Sauti Yetu lobbied the girl’s parents to forgo the marriage, but they were unyielding—they’d already bought the ticket to take her away. The girl, they said, had been promised to the man’s family from the time she was 2. “The parents felt they couldn’t go back on their word, that it would look bad for them and impact their reputation,” says Eyega. “That’s a very serious thing—if your peers and community members don’t trust your word, that can impact your whole family.”
As a last-ditch effort, Sauti Yetu took the teen to a city-run children’s home.
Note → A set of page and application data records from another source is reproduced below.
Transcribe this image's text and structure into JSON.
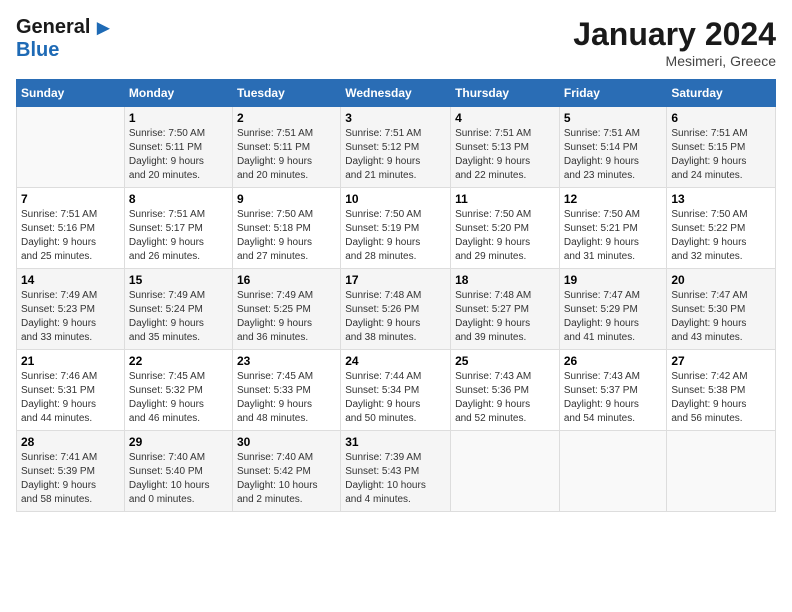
{
  "header": {
    "logo_general": "General",
    "logo_blue": "Blue",
    "month": "January 2024",
    "location": "Mesimeri, Greece"
  },
  "columns": [
    "Sunday",
    "Monday",
    "Tuesday",
    "Wednesday",
    "Thursday",
    "Friday",
    "Saturday"
  ],
  "weeks": [
    [
      {
        "day": "",
        "info": ""
      },
      {
        "day": "1",
        "info": "Sunrise: 7:50 AM\nSunset: 5:11 PM\nDaylight: 9 hours\nand 20 minutes."
      },
      {
        "day": "2",
        "info": "Sunrise: 7:51 AM\nSunset: 5:11 PM\nDaylight: 9 hours\nand 20 minutes."
      },
      {
        "day": "3",
        "info": "Sunrise: 7:51 AM\nSunset: 5:12 PM\nDaylight: 9 hours\nand 21 minutes."
      },
      {
        "day": "4",
        "info": "Sunrise: 7:51 AM\nSunset: 5:13 PM\nDaylight: 9 hours\nand 22 minutes."
      },
      {
        "day": "5",
        "info": "Sunrise: 7:51 AM\nSunset: 5:14 PM\nDaylight: 9 hours\nand 23 minutes."
      },
      {
        "day": "6",
        "info": "Sunrise: 7:51 AM\nSunset: 5:15 PM\nDaylight: 9 hours\nand 24 minutes."
      }
    ],
    [
      {
        "day": "7",
        "info": "Sunrise: 7:51 AM\nSunset: 5:16 PM\nDaylight: 9 hours\nand 25 minutes."
      },
      {
        "day": "8",
        "info": "Sunrise: 7:51 AM\nSunset: 5:17 PM\nDaylight: 9 hours\nand 26 minutes."
      },
      {
        "day": "9",
        "info": "Sunrise: 7:50 AM\nSunset: 5:18 PM\nDaylight: 9 hours\nand 27 minutes."
      },
      {
        "day": "10",
        "info": "Sunrise: 7:50 AM\nSunset: 5:19 PM\nDaylight: 9 hours\nand 28 minutes."
      },
      {
        "day": "11",
        "info": "Sunrise: 7:50 AM\nSunset: 5:20 PM\nDaylight: 9 hours\nand 29 minutes."
      },
      {
        "day": "12",
        "info": "Sunrise: 7:50 AM\nSunset: 5:21 PM\nDaylight: 9 hours\nand 31 minutes."
      },
      {
        "day": "13",
        "info": "Sunrise: 7:50 AM\nSunset: 5:22 PM\nDaylight: 9 hours\nand 32 minutes."
      }
    ],
    [
      {
        "day": "14",
        "info": "Sunrise: 7:49 AM\nSunset: 5:23 PM\nDaylight: 9 hours\nand 33 minutes."
      },
      {
        "day": "15",
        "info": "Sunrise: 7:49 AM\nSunset: 5:24 PM\nDaylight: 9 hours\nand 35 minutes."
      },
      {
        "day": "16",
        "info": "Sunrise: 7:49 AM\nSunset: 5:25 PM\nDaylight: 9 hours\nand 36 minutes."
      },
      {
        "day": "17",
        "info": "Sunrise: 7:48 AM\nSunset: 5:26 PM\nDaylight: 9 hours\nand 38 minutes."
      },
      {
        "day": "18",
        "info": "Sunrise: 7:48 AM\nSunset: 5:27 PM\nDaylight: 9 hours\nand 39 minutes."
      },
      {
        "day": "19",
        "info": "Sunrise: 7:47 AM\nSunset: 5:29 PM\nDaylight: 9 hours\nand 41 minutes."
      },
      {
        "day": "20",
        "info": "Sunrise: 7:47 AM\nSunset: 5:30 PM\nDaylight: 9 hours\nand 43 minutes."
      }
    ],
    [
      {
        "day": "21",
        "info": "Sunrise: 7:46 AM\nSunset: 5:31 PM\nDaylight: 9 hours\nand 44 minutes."
      },
      {
        "day": "22",
        "info": "Sunrise: 7:45 AM\nSunset: 5:32 PM\nDaylight: 9 hours\nand 46 minutes."
      },
      {
        "day": "23",
        "info": "Sunrise: 7:45 AM\nSunset: 5:33 PM\nDaylight: 9 hours\nand 48 minutes."
      },
      {
        "day": "24",
        "info": "Sunrise: 7:44 AM\nSunset: 5:34 PM\nDaylight: 9 hours\nand 50 minutes."
      },
      {
        "day": "25",
        "info": "Sunrise: 7:43 AM\nSunset: 5:36 PM\nDaylight: 9 hours\nand 52 minutes."
      },
      {
        "day": "26",
        "info": "Sunrise: 7:43 AM\nSunset: 5:37 PM\nDaylight: 9 hours\nand 54 minutes."
      },
      {
        "day": "27",
        "info": "Sunrise: 7:42 AM\nSunset: 5:38 PM\nDaylight: 9 hours\nand 56 minutes."
      }
    ],
    [
      {
        "day": "28",
        "info": "Sunrise: 7:41 AM\nSunset: 5:39 PM\nDaylight: 9 hours\nand 58 minutes."
      },
      {
        "day": "29",
        "info": "Sunrise: 7:40 AM\nSunset: 5:40 PM\nDaylight: 10 hours\nand 0 minutes."
      },
      {
        "day": "30",
        "info": "Sunrise: 7:40 AM\nSunset: 5:42 PM\nDaylight: 10 hours\nand 2 minutes."
      },
      {
        "day": "31",
        "info": "Sunrise: 7:39 AM\nSunset: 5:43 PM\nDaylight: 10 hours\nand 4 minutes."
      },
      {
        "day": "",
        "info": ""
      },
      {
        "day": "",
        "info": ""
      },
      {
        "day": "",
        "info": ""
      }
    ]
  ]
}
Since the girl was under the age of 16, Child Protective Services was called, but the agency had no protocol for dealing with such cases. “Since there was no physical abuse or imminent danger, they were not willing to protect her,” says Eyega. “They sent her back to her family.” Eyega believes the girl was taken out of the country soon thereafter. She never heard from the girl again.
Few social-service agencies, in fact, know how to intervene in such situations. The laws in many states—written without forced marriage in mind—are more concerned with parental consent; they generally don’t require the consent of the young people themselves. Often parents will take children out of the country to marry them off—again, not an illegal practice. In some cases, there has been clear violence or the threat of violence, which allows agencies to interfere, but in others, the pressure is financial or emotional. “When we get calls from advocates, the threats they are hearing range from ‘My father has said he would behead me’ to ‘They’re going to throw me out of the house, cut me off financially. I’ll be considered dead to the family,’” says Miller-Muro.
In order to figure out how to address the issue, Tahirih knew it needed to understand the scope of forced marriage in the U.S. To that end, working with the Urban Institute’s Justice Policy Center, Tahirih conducted a survey of people and organizations that might have encountered forced marriage, from law enforcement and religious leaders to legal advocates and social-service providers. The 500 responses suggested a widespread knowledge that forced marriage is occurring in America, and an equally widespread lack of resources to deal with it. Only 16 percent felt that their organizations were properly equipped to help victims.
In mid-September, Karma Nirvana’s Sanghera traveled to the U.S. to see what she might be able to do. “One of the reasons I made the effort to come here is, yes, to collaborate,” she says. “But also, I haven’t ruled out opening a Karma Nirvana based here in America.” She was especially eager to meet Miller-Muro. “Maybe from our work together, something will come out of this,” she says. “I feel very hopeful about working to raise awareness here.”